So far, so better. Until I pulled the pan out the oven and discovered that those Frenchies don’t like being in the brownie mix one bit:
Well I’m going to get ahead of the curve and tell you right now what to do with your leftover Christmas cake, and why you should make sure you have leftovers. (Doctoral advisory: if you don’t like Christmas cake or cheesecake, or fruits and nuts in your cake, or marzipan, or any of the good things in life because you think it’s more fun to be grumpy, then you should look away now.)
You see, I’ve been (w)racking my brain for something clever to do with last year’s Christmas cake, which I’ve been plying with booze for an entire year. Of course there’s nothing wrong with just eating a slice now and then (my favourite way to enjoy it is actually with a piece of nice, sharp cheese), or making truffles, or “rum”balls, or indeed cake pops. But in truth I was a little worried about poisoning people (myself included). I know the whole point of feeding the cake is that it should last forever, but just how long is forever? Google how long to keep a Christmas cake, and you find a bunch of useless information about how people make it a couple of weeks or months in advance (duh!). Clearly in this world of instant twitterfication the idea of actually preserving a cake for 12 long months is not a popular one.
Anyway, it looked fine, it smelled damn fine (very Scottish), and in the interests of health and safety, I did subject both the Philosophe and myself to eating a tiny sliver, neat.
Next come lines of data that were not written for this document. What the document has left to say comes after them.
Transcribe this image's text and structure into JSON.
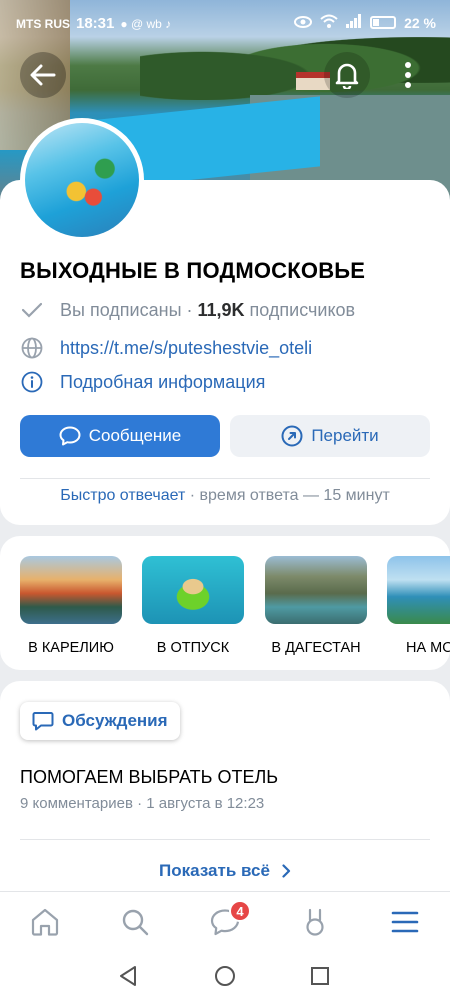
{
  "status_bar": {
    "carrier": "MTS RUS",
    "time": "18:31",
    "notif_icons": "● @ wb ♪",
    "battery": "22 %"
  },
  "community": {
    "name": "ВЫХОДНЫЕ В ПОДМОСКОВЬЕ",
    "subscribed_text": "Вы подписаны",
    "separator": " · ",
    "subscribers_count": "11,9K",
    "subscribers_suffix": " подписчиков",
    "link": "https://t.me/s/puteshestvie_oteli",
    "more_info": "Подробная информация"
  },
  "actions": {
    "message_label": "Сообщение",
    "go_label": "Перейти"
  },
  "response": {
    "highlight": "Быстро отвечает",
    "separator": " · ",
    "text": "время ответа — 15 минут"
  },
  "stories": [
    {
      "label": "В КАРЕЛИЮ"
    },
    {
      "label": "В ОТПУСК"
    },
    {
      "label": "В ДАГЕСТАН"
    },
    {
      "label": "НА МО"
    }
  ],
  "discussions": {
    "chip_label": "Обсуждения",
    "topic_title": "ПОМОГАЕМ ВЫБРАТЬ ОТЕЛЬ",
    "topic_meta": "9 комментариев · 1 августа в 12:23",
    "show_all": "Показать всё"
  },
  "tabbar": {
    "messages_badge": "4"
  },
  "colors": {
    "accent": "#2a69b7",
    "primary_button": "#2f7ad6",
    "badge": "#e64646"
  }
}
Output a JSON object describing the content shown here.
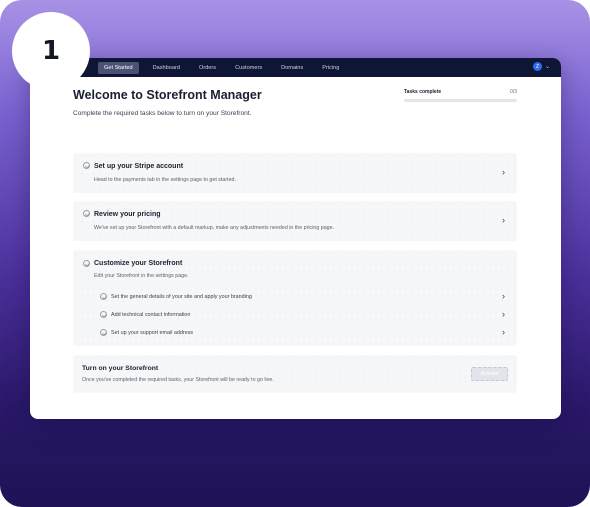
{
  "step": {
    "number": "1"
  },
  "navbar": {
    "items": [
      {
        "label": "Get Started",
        "active": true
      },
      {
        "label": "Dashboard"
      },
      {
        "label": "Orders"
      },
      {
        "label": "Customers"
      },
      {
        "label": "Domains"
      },
      {
        "label": "Pricing"
      }
    ],
    "avatar_initial": "Z",
    "avatar_color": "#2f6bf0",
    "menu_icon": "chevron-down-icon"
  },
  "header": {
    "title": "Welcome to Storefront Manager",
    "subtitle": "Complete the required tasks below to turn on your Storefront."
  },
  "tasks": {
    "label": "Tasks complete",
    "count": "0/3",
    "progress": 0
  },
  "cards": [
    {
      "title": "Set up your Stripe account",
      "description": "Head to the payments tab in the settings page to get started."
    },
    {
      "title": "Review your pricing",
      "description": "We've set up your Storefront with a default markup, make any adjustments needed in the pricing page."
    },
    {
      "title": "Customize your Storefront",
      "description": "Edit your Storefront in the settings page.",
      "subtasks": [
        {
          "label": "Set the general details of your site and apply your branding"
        },
        {
          "label": "Add technical contact information"
        },
        {
          "label": "Set up your support email address"
        }
      ]
    }
  ],
  "launch": {
    "title": "Turn on your Storefront",
    "description": "Once you've completed the required tasks, your Storefront will be ready to go live.",
    "button_label": "Activate"
  },
  "colors": {
    "navbar_bg": "#0f1534",
    "accent": "#2f6bf0",
    "background_gradient_top": "#a892e6",
    "background_gradient_bottom": "#1f1255"
  }
}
It was still delicious, and we did not die.
But I had a tub of mascarpone, and a bit of orange-scented dulche de leche left over from birthday cake adventures, so it was clear that this cake was destined to be reborn as a cheesecake.
Now if you Google “Christmas cake cheesecake” you will encounter my problem: no one out there has had a similarly hairbrained brilliant idea. What to do? Put it in the cheese mix? Build a crust out of it like they do with sponge cake for this tiramisu cheesecake? What if the raisins get charred?
I’ll spare you the entire creative process from confusion to beautiful, inspired clarity, but I must thank the Philosophe for delivering the final lightbulb. Without him, it may just have been a disaster.
So, find your favourite baked cheesecake recipe, and prepare to violate it thoroughly. For instance:
– Make a base of crushed, homemade biscotti and melted butter
– Cover that with a thin, expertly rolled disc of marzipan (NOT the horrid white stuff they use for wedding cakes. The real stuff: almonds + egg white + sugar)
– Cover that with a layer of Christmas cake (use thin slices to cover what you can, and then patchwork/smush/squash/fill the gaps with bits and pieces till you cannot see the marzipan)
– Now add your filling (which is where a cheesecake recipe actually comes in handy: this one is top secret, but does contain mascarpone, yoghurt, cream, and dulce de leche instead of sugar. Oh, and 3 eggs).
– MAKE SURE YOUR SPRINGFORM PAN DOESN’T LEAK, and then bake as usual.
I wish I had been a better blogger and taken a picture of the lovely layers in every slice. But it was late, and dark, and there was cheesecake to be eaten. It tastes of marzipan and spice, with little hidden nuggets of fruits and nuts, all enrobed in a silky creamy decadent uplifting pillowy willowy angels-are-singing cheesy robe. (Oops, sorry, I just got an email telling me to embrace my inner Nigella this Christmas.)